Work Comp. Questions Answered.

Updated: Dec 21, 2022

What do workers' comp attorneys do?

Workers’ compensation attorneys serve both injured workers and employers under the Illinois Workers’ Compensation Commission (Commission) system. Regardless of which side of the case they serve, a workers’ compensation attorney will typically assist clients with collecting and developing medical evidence, negotiating with the other side regarding the coverage of benefits and potential settlement of the claim, and making arguments and appearances for their clients before the Commission during pretrial conferences, trials, and appeals.

In the initial stages of litigation, a workers’ compensation attorney will typically review the facts of the case and injury to assess the value of the claim in terms of the amount of compensation that may be due, arrange new medical treatment, subpoena prior medical records, and arrange for medical evaluations to provide an authoritative opinion on future medical needs.

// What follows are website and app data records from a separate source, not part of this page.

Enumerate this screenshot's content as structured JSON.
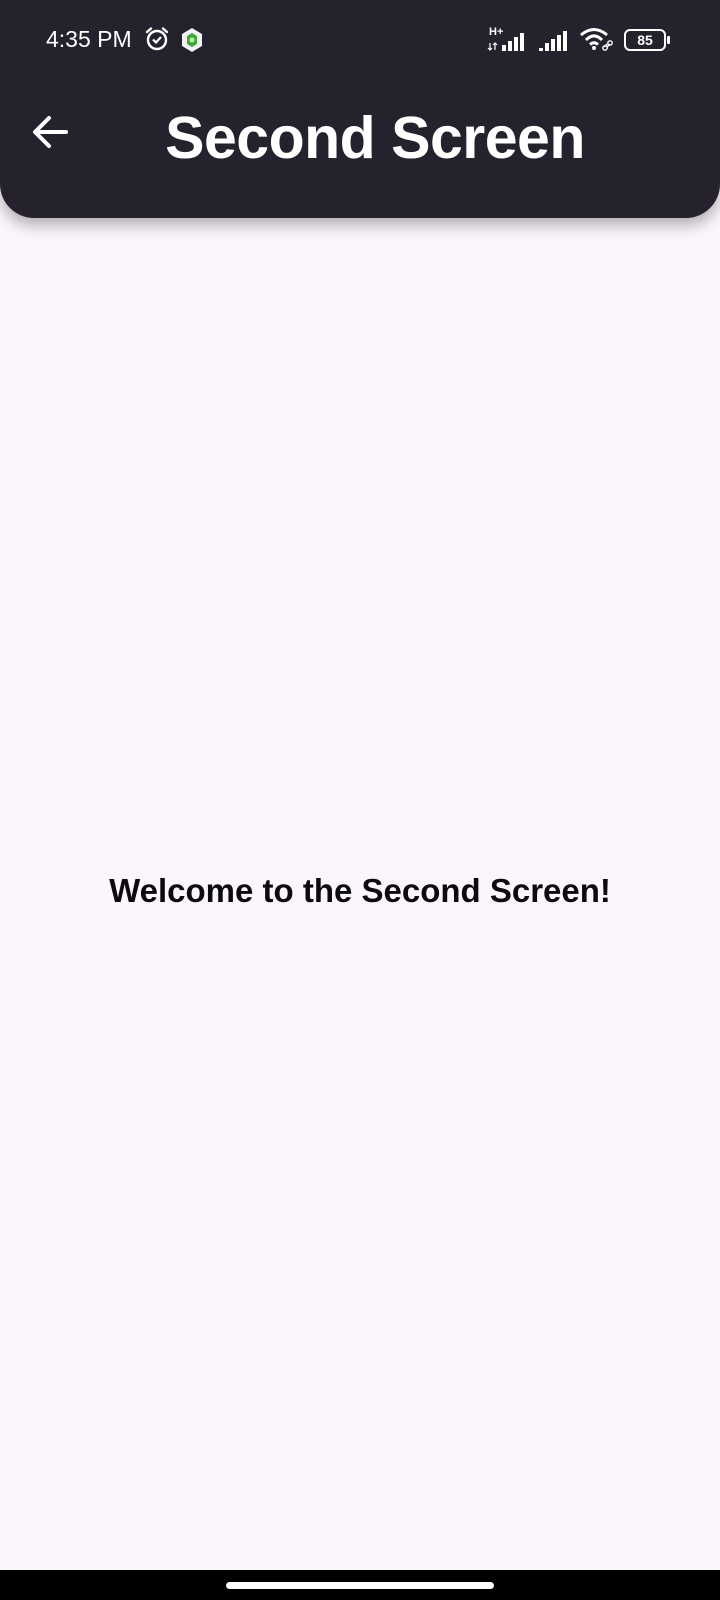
{
  "status_bar": {
    "time": "4:35 PM",
    "network_type": "H+",
    "battery": "85",
    "icons": [
      "alarm-icon",
      "app-status-icon",
      "signal-icon",
      "signal-icon",
      "wifi-icon",
      "battery-icon"
    ]
  },
  "app_bar": {
    "title": "Second Screen",
    "back_icon": "arrow-back-icon",
    "background_color": "#25222e"
  },
  "content": {
    "message": "Welcome to the Second Screen!",
    "background_color": "#fcf6fc"
  }
}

Once the initial stage has been completed, the attorney will then typically negotiate with the other side regarding any benefits that the injured worker may be owed. If negations fail, the attorneys may have a pre-trial before the arbitrator and present arguments regarding what they think the claim is worth and what benefits should be awarded. If the case is still not resolved, the workers’ compensation attorneys will then set the case for trial, at which time they will present witnesses, medical evidence, and expert testimony. Following the arbitrator’s decision at trial, they may also appeal the matter first to a Commission arbitrator panel and then to the Illinois Circuit Court from there.

Which entity governs workers' compensation law?

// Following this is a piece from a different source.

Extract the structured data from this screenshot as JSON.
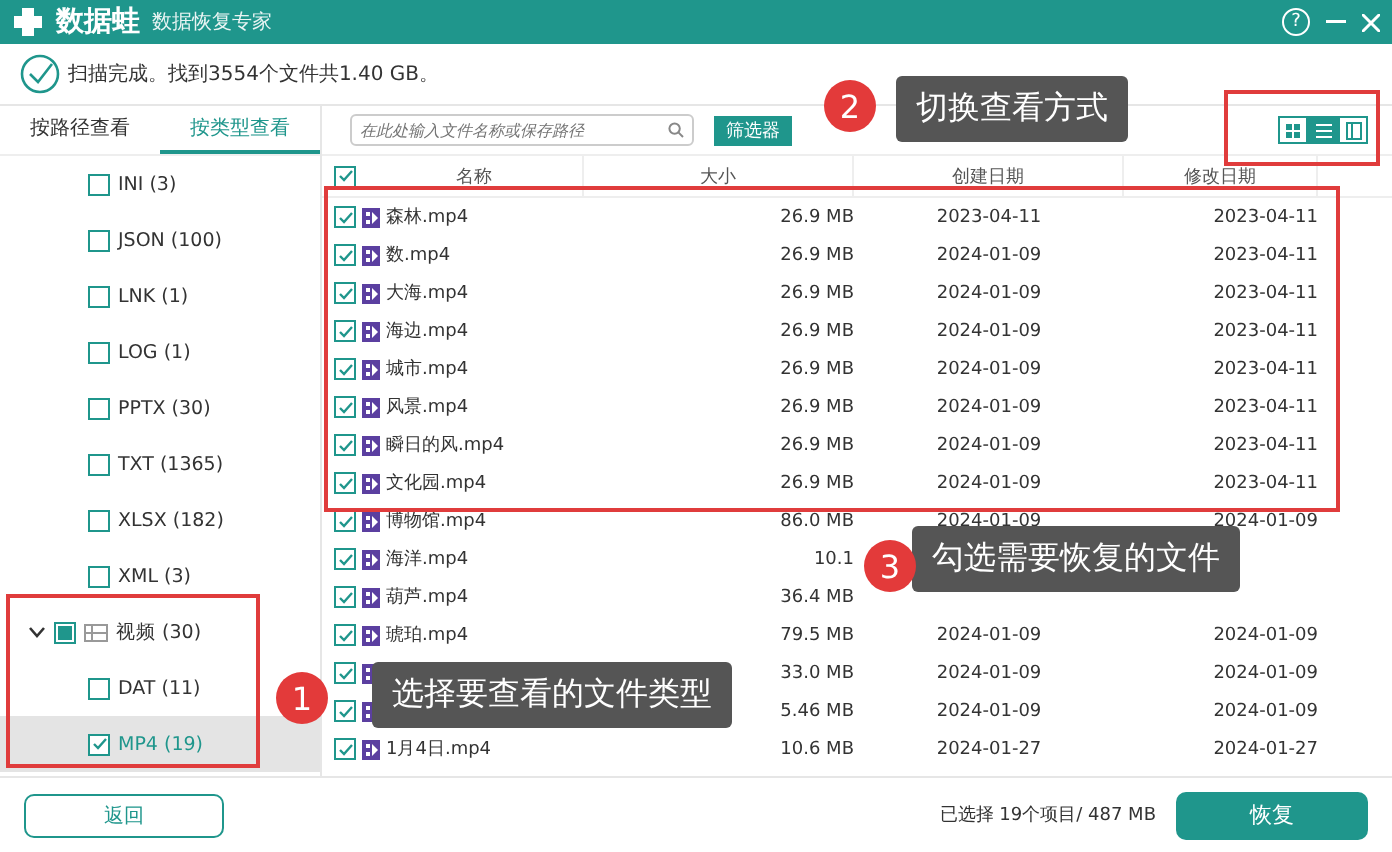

Workers’ compensation law in the state of Illinois is governed by the Illinois Workers’ Compensation Commission (Commission). As authorized by the Illinois Workers’ Compensation Act (Act), this is an administrative law body that conducts hearings on legal and factual issues in a case, provides recommendations regarding prospective settlements, provides rulings on the compensable nature of a claim and extent or lack thereof at trial, and hears appeals of trial decisions. The Commission is primarily represented by arbitrators, who are appointed by the governor of Illinois and act as administrative law judges. These arbitrators act and function like judges and provide rulings in the litigation of workers’ compensation claims. The Commission is ultimately run by a Chairman, under whom there are also three appellate panels of commissioners to hear appeals of trial decisions. These panels have 3 commissioners, one to represent employees, one to represent public representatives, and one to represent employers.

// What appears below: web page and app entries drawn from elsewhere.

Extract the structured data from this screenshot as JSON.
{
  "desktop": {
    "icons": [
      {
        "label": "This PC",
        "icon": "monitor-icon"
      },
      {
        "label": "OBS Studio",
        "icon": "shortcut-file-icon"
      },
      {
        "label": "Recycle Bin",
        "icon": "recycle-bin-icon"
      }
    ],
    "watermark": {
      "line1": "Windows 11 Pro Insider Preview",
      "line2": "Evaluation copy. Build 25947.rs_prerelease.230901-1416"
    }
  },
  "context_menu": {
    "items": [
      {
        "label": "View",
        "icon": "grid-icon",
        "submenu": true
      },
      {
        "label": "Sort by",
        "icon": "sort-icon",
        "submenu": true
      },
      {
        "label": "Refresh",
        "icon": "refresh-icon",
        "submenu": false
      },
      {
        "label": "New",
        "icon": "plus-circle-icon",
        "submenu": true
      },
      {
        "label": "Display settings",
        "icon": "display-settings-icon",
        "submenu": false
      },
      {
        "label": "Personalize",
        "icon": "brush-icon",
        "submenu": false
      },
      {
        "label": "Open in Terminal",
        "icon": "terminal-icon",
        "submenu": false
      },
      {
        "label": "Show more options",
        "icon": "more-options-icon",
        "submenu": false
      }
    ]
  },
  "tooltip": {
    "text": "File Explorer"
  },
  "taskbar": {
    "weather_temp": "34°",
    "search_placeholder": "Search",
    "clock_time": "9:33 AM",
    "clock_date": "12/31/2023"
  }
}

How is workers' comp calculated for employers?

Workers’ compensation benefits are calculated on a weekly basis using a percentage of an employee’s weekly pay. Benefits can take the form of different payments depending on the type of disability. The forms are as follows: Temporary Total Disability (TTD), Permanent Total Disability (PTD), Temporary Partial Disability (TPD), and Permanent Partial Disability (PPD). TTD, which compensates an employee for the time he misses off work due to work-related disability, is paid in the amount of 2/3 of the worker’s average weekly wage. PTD, which is paid for a complete disability that renders a worker completely unable to do any kind of work for which there is a reasonably stable employment market, pays them 2/3 of this average weekly wage each week for life. TPD is paid for the time that an injured worker is healing and works light duty or part-time and earns less than their normal earnings. TPD is paid in the amount of 2/3 of the differential between the petitioner’s pre-injury average weekly wage and post-injury average weekly wage each week. PPD benefits are paid at 60% of the worker’s average weekly wage.

If you have questions regarding workers' compensation, please feel free to contact the Illinois workers' compensation attorneys at Imeri Rogers, LLP.


bottom of page